“What is true peace, I cannot know.
A hundred wars have come and gone
as I’ve grown old. I bear their burdens in my bones.
Mine’s the heart that burns
today, mine the thirst, the hunger in the soul.”
-Sam Hamill, True Peace
It’s likely no surprise to those who know me or regularly read this blog that I’m an avid reader. I also have a master’s degree in writing and have had the pleasure to meet many writers besides my grad school instructors. Some of those writers and teachers influenced my wanderlust and unknowingly convinced me to move abroad.
I think about those writers every now and then–some more than others as I have connected with some on Facebook and Instagram. And I’ve recently thought about many of them a bit more as I learned of the passing of poet Sam Hamill on April 14.
During my second summer writing program at Naropa University in Colorado, I had the pleasure of meeting Sam. The week he taught at the school, I was enrolled in a class with another writer, but I got to learn about Sam’s work through panels and readings. He was different from the other visiting faculty–he was more straightforward and didn’t want to sugarcoat any criticism he had. Sam didn’t seem to care for the touchy-feely nature of creative writing programs in the US–he was willing to tell students when they were wrong.
Hearing him speak was a breath of fresh air. Some students were even intimidated by his personality. I found Sam fascinating. I was fortunate enough to join the faculty for drinks and light snacks at The Boulderado Hotel bar after faculty readings (most students didn’t go because they didn’t feel comfortable around the visiting writers, so I had an easier time talking with them). Sam talked at length about his time in the Marines, stationed in Japan.
He told me about his love of the language and food and drink. He said he’d wake up early when stationed in Japan so he could study Japanese. His goal was to study Zen Buddhist texts in Japanese instead of through translation. And that led him to translate Japanese poetry, as well as classical Chinese poetry even though he couldn’t speak Mandarin (he admitted that it was a more difficult language).
By the end of the summer, I had a signed copy of Sam’s Gratitude, which I have held on to and reread a few times.
Prior to meeting Sam Hamill, I had decided that I wanted to move abroad for a while. I had a contemporary novel class with novelist Laird Hunt earlier that year. Laird told stories about his time in Japan in the JET program and his subsequent work at the UN. We read Circle K Cycles by Karen Tei Yamashita, which fascinated me with its story and use of Japanese and Brazilian Portuguese.
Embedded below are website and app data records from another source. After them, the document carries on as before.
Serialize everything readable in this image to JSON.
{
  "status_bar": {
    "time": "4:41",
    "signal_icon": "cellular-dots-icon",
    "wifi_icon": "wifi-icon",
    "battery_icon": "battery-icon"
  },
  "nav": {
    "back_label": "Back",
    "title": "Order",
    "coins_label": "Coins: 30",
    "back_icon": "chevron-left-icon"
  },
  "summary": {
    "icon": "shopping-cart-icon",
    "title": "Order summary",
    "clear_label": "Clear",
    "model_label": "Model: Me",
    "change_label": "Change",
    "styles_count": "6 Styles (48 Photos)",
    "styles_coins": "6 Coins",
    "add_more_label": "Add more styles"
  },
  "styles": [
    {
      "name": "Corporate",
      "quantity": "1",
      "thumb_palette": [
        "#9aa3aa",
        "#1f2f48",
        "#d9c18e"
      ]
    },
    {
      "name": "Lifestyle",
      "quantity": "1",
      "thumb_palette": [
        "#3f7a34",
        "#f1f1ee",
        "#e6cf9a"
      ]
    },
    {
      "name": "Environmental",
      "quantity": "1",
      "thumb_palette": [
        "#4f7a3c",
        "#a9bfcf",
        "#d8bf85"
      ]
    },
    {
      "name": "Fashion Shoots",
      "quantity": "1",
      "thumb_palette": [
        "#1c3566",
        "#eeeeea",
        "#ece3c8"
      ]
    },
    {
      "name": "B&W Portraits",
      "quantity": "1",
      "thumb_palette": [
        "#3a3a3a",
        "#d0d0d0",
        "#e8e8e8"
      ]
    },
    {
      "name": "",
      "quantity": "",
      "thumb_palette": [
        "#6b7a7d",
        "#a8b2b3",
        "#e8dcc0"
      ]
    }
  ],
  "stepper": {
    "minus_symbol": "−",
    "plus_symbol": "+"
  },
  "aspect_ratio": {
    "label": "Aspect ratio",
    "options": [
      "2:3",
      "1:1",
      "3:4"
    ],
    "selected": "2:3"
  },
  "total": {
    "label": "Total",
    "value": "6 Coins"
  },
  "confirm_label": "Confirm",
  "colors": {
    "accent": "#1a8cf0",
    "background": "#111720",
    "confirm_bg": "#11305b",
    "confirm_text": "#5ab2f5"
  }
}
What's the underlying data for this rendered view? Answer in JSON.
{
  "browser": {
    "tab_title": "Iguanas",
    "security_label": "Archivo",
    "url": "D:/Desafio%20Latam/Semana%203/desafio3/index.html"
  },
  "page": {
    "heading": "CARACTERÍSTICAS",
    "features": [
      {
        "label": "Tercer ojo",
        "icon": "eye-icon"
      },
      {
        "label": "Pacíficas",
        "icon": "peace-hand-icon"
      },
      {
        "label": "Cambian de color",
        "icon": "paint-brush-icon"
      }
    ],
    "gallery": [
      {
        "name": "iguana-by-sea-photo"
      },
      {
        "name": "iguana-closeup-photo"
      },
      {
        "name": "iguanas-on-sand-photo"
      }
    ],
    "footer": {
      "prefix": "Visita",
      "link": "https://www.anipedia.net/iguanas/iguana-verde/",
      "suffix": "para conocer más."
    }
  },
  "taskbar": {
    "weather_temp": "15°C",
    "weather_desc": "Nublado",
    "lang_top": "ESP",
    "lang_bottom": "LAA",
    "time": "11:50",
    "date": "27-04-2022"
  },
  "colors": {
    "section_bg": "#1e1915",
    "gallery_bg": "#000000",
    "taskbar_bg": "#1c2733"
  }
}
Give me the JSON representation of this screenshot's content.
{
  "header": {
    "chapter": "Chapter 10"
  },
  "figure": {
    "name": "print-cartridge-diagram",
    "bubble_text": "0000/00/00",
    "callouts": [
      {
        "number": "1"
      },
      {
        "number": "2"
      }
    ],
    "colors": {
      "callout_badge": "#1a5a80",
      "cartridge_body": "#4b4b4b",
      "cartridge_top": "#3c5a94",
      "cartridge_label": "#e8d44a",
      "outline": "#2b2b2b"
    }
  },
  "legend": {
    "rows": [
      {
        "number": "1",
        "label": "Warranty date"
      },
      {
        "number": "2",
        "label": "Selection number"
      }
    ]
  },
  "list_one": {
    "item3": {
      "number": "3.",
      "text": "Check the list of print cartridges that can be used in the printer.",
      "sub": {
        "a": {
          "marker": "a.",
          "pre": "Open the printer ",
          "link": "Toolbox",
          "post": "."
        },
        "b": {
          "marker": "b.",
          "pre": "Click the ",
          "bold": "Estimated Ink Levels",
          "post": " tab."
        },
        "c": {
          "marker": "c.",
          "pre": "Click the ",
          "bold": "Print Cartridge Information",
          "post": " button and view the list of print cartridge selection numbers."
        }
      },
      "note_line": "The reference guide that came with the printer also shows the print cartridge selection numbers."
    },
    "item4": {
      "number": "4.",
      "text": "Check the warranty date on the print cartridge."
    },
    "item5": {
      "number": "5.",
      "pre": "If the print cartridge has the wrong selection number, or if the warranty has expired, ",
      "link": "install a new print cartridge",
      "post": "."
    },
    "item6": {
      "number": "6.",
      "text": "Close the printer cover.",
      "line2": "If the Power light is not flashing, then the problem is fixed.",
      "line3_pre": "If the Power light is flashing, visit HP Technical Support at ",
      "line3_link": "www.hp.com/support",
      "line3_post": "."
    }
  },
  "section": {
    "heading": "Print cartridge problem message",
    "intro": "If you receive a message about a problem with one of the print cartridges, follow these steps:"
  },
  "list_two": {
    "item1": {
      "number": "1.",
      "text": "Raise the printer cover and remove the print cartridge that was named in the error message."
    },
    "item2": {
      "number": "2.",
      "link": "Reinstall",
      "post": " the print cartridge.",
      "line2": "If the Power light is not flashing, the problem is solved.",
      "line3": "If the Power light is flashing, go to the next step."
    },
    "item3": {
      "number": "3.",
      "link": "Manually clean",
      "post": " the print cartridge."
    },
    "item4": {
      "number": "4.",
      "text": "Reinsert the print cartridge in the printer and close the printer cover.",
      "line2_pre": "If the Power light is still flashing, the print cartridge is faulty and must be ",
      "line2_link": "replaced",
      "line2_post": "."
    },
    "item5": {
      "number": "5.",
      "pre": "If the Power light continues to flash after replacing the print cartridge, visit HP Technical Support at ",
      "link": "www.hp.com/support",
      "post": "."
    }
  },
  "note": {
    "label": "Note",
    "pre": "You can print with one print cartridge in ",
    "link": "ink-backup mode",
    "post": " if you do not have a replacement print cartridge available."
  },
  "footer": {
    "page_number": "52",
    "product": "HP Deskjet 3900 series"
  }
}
A semester later, I enrolled in the TEFL certification program to complete while writing my dissertation. I was interested in moving to Japan then, though I wanted to avoid Tokyo at the time. I spent many evenings at the sake bar in Boulder, working on my dissertation as well as some freelance editing to pay for my drinks. As just about everyone there was from Japan, I asked a lot of questions–the staff was encouraging me to move.
As graduation neared, I wasn’t entirely set on moving to Japan. Between my dissertation semester and the second summer writing program, I traveled to Israel. I began looking for jobs there, though there didn’t seem to be much other than some volunteer work.
During that same summer that I met Sam Hamill, I met poet Linh Dinh. When I first met Linh, I had just applied for a job to teach in Vietnam. I told him about it and his response was, “Why?” He didn’t think moving to the country of his birth was a great idea. He did, however, like a short story that I showed him and encourage me to send it to a few publications (that story is still unpublished and continues to rack up rejections).
In the end, I moved to neither Japan nor Vietnam, though I would stay in both for an extended time years later. But it was the insight of those writers and others that drove my experience abroad. They made me strive to learn Chinese–sink or swim as I had thought of it then.
I wrote some poetry during my time in China, and a few of those poems have been published in now-defunct journals. I even started a China-focused literary journal that published nine issues (a few of them are still available on Issuu).
I’m grateful for writers like Sam Hamill who have influenced me through more than just their writing.